”If the lead does not come from the top, then all your best efforts will not bear fruit—and this one is too important not to get right,” argues By Kabir Singh, Senior Manager Advisory Services, ContinuitySA.

“It’s important to differentiate between cyber resilience and cyber security,” he continues. The latter essentially relates to the technology that helps to prevent intrusion, and would include password and identity management, firewalls, encryption and so on. But cyber security is not sufficient. Security technology simply cannot keep pace with cybercrime, so it is important that the organisation does not only identify cyber risk, but is able to detect cyber-attacks and respond to them.

In the same way, business continuity is now being seen within the wider context of business resilience. The fast-moving nature of the threats means that identifying risks and preparing only for them is not enough.
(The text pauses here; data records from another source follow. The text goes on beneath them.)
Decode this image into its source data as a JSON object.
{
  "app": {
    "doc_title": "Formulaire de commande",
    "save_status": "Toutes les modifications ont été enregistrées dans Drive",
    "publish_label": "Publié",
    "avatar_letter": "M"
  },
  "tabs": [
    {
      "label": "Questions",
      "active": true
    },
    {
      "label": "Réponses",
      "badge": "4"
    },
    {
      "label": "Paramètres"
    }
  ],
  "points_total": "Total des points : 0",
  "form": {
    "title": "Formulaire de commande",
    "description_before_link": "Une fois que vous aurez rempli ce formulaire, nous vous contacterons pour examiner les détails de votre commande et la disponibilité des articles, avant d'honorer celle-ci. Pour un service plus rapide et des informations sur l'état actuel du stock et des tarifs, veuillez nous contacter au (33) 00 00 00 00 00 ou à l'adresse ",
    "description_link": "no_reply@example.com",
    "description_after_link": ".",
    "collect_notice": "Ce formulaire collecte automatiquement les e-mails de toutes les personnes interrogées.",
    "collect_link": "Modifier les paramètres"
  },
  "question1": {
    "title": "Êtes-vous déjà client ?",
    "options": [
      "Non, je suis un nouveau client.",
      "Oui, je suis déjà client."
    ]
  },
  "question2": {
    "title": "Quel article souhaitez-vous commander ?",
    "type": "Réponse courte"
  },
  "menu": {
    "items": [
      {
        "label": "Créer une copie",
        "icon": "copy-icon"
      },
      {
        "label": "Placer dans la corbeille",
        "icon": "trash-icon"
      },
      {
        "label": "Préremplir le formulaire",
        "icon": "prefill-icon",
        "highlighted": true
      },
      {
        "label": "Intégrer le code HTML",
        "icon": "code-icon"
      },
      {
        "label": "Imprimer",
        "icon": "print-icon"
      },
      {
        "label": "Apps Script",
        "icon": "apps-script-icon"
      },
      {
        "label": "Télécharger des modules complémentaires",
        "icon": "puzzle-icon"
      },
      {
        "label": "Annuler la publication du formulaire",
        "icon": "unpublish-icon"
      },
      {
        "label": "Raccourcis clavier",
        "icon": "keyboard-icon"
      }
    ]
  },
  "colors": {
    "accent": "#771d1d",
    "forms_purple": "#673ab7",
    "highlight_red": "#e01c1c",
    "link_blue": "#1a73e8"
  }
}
As with business resilience, cyber resilience requires strong leadership by the board and the executive team. In the end, it is the product of a cultural shift within the organisation, and culture within countries and organisations is inevitably a reflection of the behaviour of leaders. So while promoting the principles of cyber resilience to employees is critical, they will only take root if the leaders show the way.

To this end, the board must assume oversight responsibility for cyber risk and resilience, possibly delegating this responsibility to a committee—either the risk committee or, in the case of a mature organisation, a dedicated cyber-resilience committee.

The board needs to ensure that management integrates cyber resilience and cyber risk assessment into overall business strategy and into enterprise- wide risk management, as well as budgeting and resource allocation.

In addition, the board can appoint an accountable officer for reporting on the organization’s capability to manage cyber resilience and progress in implementing cyber resilience goals. The board ensures that this officer has regular board access, sufficient authority, command of the subject matter, experience and resources to fulfil these duties. It requires the officer in charge to monitor performance and to regularly report to back to it.

As part of its annual risk management cycle, the board needs to review the organisation’s appetite for cyber risk, taking into account the relevant regulatory requirements and industry benchmarks.

Feedback from boards is that ICT governance remains challenging for them. In the light of this, it is highly recommended that board members receive an expert briefing on cyber resilience, and that new board members are inducted properly. Regular trend updates are also mandatory.

Finally, in order to initiate a virtuous cycle, an annual, independent cyber-resilience review should be undertaken, concludes Singh.